EXERCISE OBJECTIVE: An exact reproduction of the entries is needed. Keep all pictures out of it.

DATA FOR THIS TASK:

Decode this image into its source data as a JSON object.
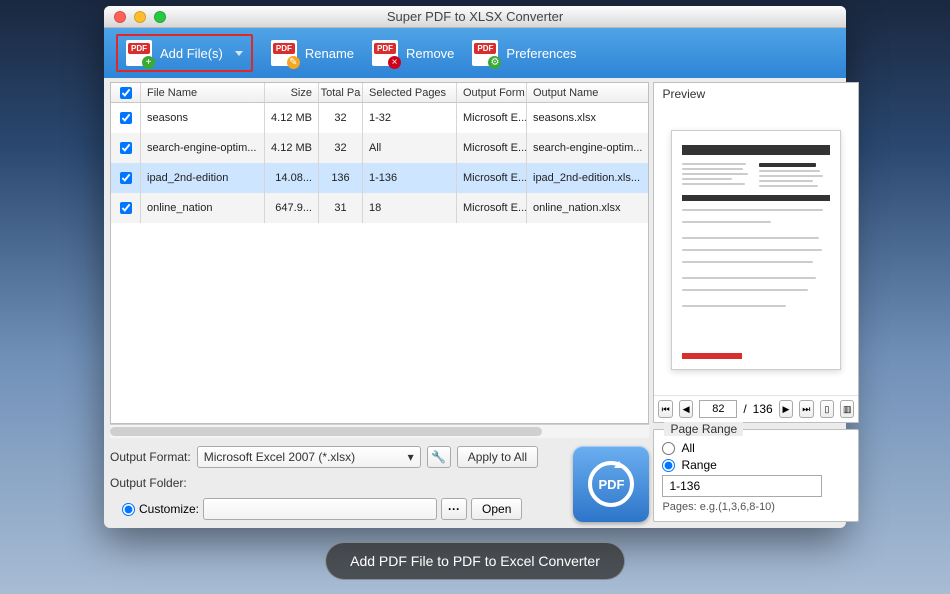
{
  "window": {
    "title": "Super PDF to XLSX Converter"
  },
  "toolbar": {
    "add": "Add File(s)",
    "rename": "Rename",
    "remove": "Remove",
    "prefs": "Preferences"
  },
  "columns": {
    "chk": "",
    "name": "File Name",
    "size": "Size",
    "total": "Total Pa",
    "selected": "Selected Pages",
    "format": "Output Form",
    "output": "Output Name"
  },
  "rows": [
    {
      "checked": true,
      "name": "seasons",
      "size": "4.12 MB",
      "total": "32",
      "selected": "1-32",
      "format": "Microsoft E...",
      "output": "seasons.xlsx"
    },
    {
      "checked": true,
      "name": "search-engine-optim...",
      "size": "4.12 MB",
      "total": "32",
      "selected": "All",
      "format": "Microsoft E...",
      "output": "search-engine-optim..."
    },
    {
      "checked": true,
      "name": "ipad_2nd-edition",
      "size": "14.08...",
      "total": "136",
      "selected": "1-136",
      "format": "Microsoft E...",
      "output": "ipad_2nd-edition.xls...",
      "sel": true
    },
    {
      "checked": true,
      "name": "online_nation",
      "size": "647.9...",
      "total": "31",
      "selected": "18",
      "format": "Microsoft E...",
      "output": "online_nation.xlsx"
    }
  ],
  "output": {
    "format_label": "Output Format:",
    "format_value": "Microsoft Excel 2007 (*.xlsx)",
    "apply": "Apply to All",
    "folder_label": "Output Folder:",
    "customize": "Customize:",
    "open": "Open",
    "convert": "PDF"
  },
  "preview": {
    "title": "Preview",
    "page_current": "82",
    "page_total": "136",
    "sep": "/"
  },
  "range": {
    "legend": "Page Range",
    "all": "All",
    "range": "Range",
    "value": "1-136",
    "hint": "Pages: e.g.(1,3,6,8-10)"
  },
  "caption": "Add PDF File to PDF to Excel Converter"
}
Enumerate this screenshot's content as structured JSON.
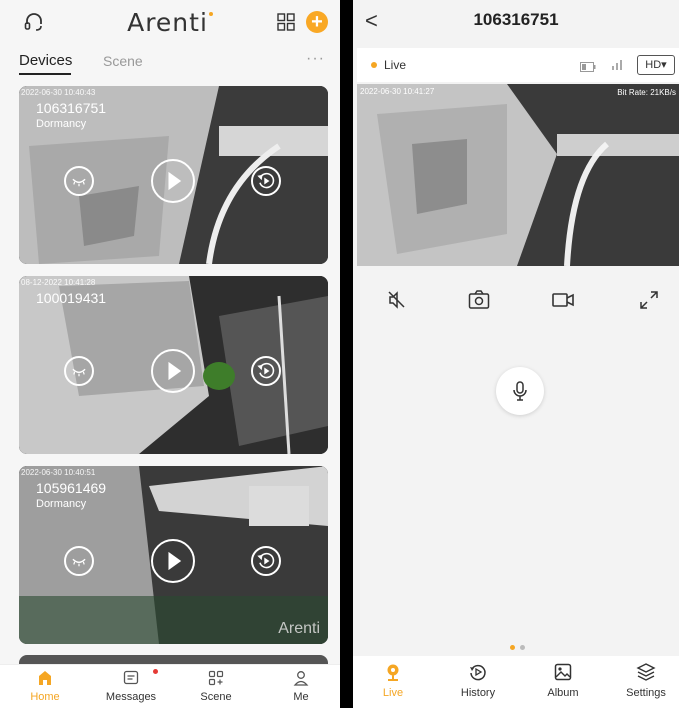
{
  "left": {
    "brand": "Arenti",
    "tabs": {
      "devices": "Devices",
      "scene": "Scene",
      "more": "···"
    },
    "add_symbol": "+",
    "devices": [
      {
        "timestamp": "2022-06-30 10:40:43",
        "name": "106316751",
        "status": "Dormancy"
      },
      {
        "timestamp": "08-12-2022 10:41:28",
        "name": "100019431",
        "status": ""
      },
      {
        "timestamp": "2022-06-30 10:40:51",
        "name": "105961469",
        "status": "Dormancy"
      }
    ],
    "watermark": "Arenti",
    "nav": [
      {
        "label": "Home",
        "icon": "home-icon",
        "active": true
      },
      {
        "label": "Messages",
        "icon": "messages-icon",
        "active": false
      },
      {
        "label": "Scene",
        "icon": "scene-icon",
        "active": false
      },
      {
        "label": "Me",
        "icon": "me-icon",
        "active": false
      }
    ],
    "colors": {
      "accent": "#f5a623",
      "badge": "#e53935"
    }
  },
  "right": {
    "title": "106316751",
    "back_symbol": "<",
    "live_label": "Live",
    "quality": "HD▾",
    "video_timestamp": "2022-06-30 10:41:27",
    "bitrate": "Bit Rate: 21KB/s",
    "nav": [
      {
        "label": "Live",
        "icon": "live-icon",
        "active": true
      },
      {
        "label": "History",
        "icon": "history-icon",
        "active": false
      },
      {
        "label": "Album",
        "icon": "album-icon",
        "active": false
      },
      {
        "label": "Settings",
        "icon": "settings-icon",
        "active": false
      }
    ]
  }
}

OUTPUT FOR THIS EXERCISE:
Decode this image into its source data as a JSON object.
{
  "window": {
    "title": "Super PDF to XLSX Converter"
  },
  "toolbar": {
    "add": "Add File(s)",
    "rename": "Rename",
    "remove": "Remove",
    "prefs": "Preferences"
  },
  "columns": {
    "chk": "",
    "name": "File Name",
    "size": "Size",
    "total": "Total Pa",
    "selected": "Selected Pages",
    "format": "Output Form",
    "output": "Output Name"
  },
  "rows": [
    {
      "checked": true,
      "name": "seasons",
      "size": "4.12 MB",
      "total": "32",
      "selected": "1-32",
      "format": "Microsoft E...",
      "output": "seasons.xlsx"
    },
    {
      "checked": true,
      "name": "search-engine-optim...",
      "size": "4.12 MB",
      "total": "32",
      "selected": "All",
      "format": "Microsoft E...",
      "output": "search-engine-optim..."
    },
    {
      "checked": true,
      "name": "ipad_2nd-edition",
      "size": "14.08...",
      "total": "136",
      "selected": "1-136",
      "format": "Microsoft E...",
      "output": "ipad_2nd-edition.xls...",
      "sel": true
    },
    {
      "checked": true,
      "name": "online_nation",
      "size": "647.9...",
      "total": "31",
      "selected": "18",
      "format": "Microsoft E...",
      "output": "online_nation.xlsx"
    }
  ],
  "output": {
    "format_label": "Output Format:",
    "format_value": "Microsoft Excel 2007 (*.xlsx)",
    "apply": "Apply to All",
    "folder_label": "Output Folder:",
    "customize": "Customize:",
    "open": "Open",
    "convert": "PDF"
  },
  "preview": {
    "title": "Preview",
    "page_current": "82",
    "page_total": "136",
    "sep": "/"
  },
  "range": {
    "legend": "Page Range",
    "all": "All",
    "range": "Range",
    "value": "1-136",
    "hint": "Pages: e.g.(1,3,6,8-10)"
  },
  "caption": "Add PDF File to PDF to Excel Converter"
}
Enumerate this screenshot's content as structured JSON.
{
  "left": {
    "brand": "Arenti",
    "tabs": {
      "devices": "Devices",
      "scene": "Scene",
      "more": "···"
    },
    "add_symbol": "+",
    "devices": [
      {
        "timestamp": "2022-06-30 10:40:43",
        "name": "106316751",
        "status": "Dormancy"
      },
      {
        "timestamp": "08-12-2022 10:41:28",
        "name": "100019431",
        "status": ""
      },
      {
        "timestamp": "2022-06-30 10:40:51",
        "name": "105961469",
        "status": "Dormancy"
      }
    ],
    "watermark": "Arenti",
    "nav": [
      {
        "label": "Home",
        "icon": "home-icon",
        "active": true
      },
      {
        "label": "Messages",
        "icon": "messages-icon",
        "active": false
      },
      {
        "label": "Scene",
        "icon": "scene-icon",
        "active": false
      },
      {
        "label": "Me",
        "icon": "me-icon",
        "active": false
      }
    ],
    "colors": {
      "accent": "#f5a623",
      "badge": "#e53935"
    }
  },
  "right": {
    "title": "106316751",
    "back_symbol": "<",
    "live_label": "Live",
    "quality": "HD▾",
    "video_timestamp": "2022-06-30 10:41:27",
    "bitrate": "Bit Rate: 21KB/s",
    "nav": [
      {
        "label": "Live",
        "icon": "live-icon",
        "active": true
      },
      {
        "label": "History",
        "icon": "history-icon",
        "active": false
      },
      {
        "label": "Album",
        "icon": "album-icon",
        "active": false
      },
      {
        "label": "Settings",
        "icon": "settings-icon",
        "active": false
      }
    ]
  }
}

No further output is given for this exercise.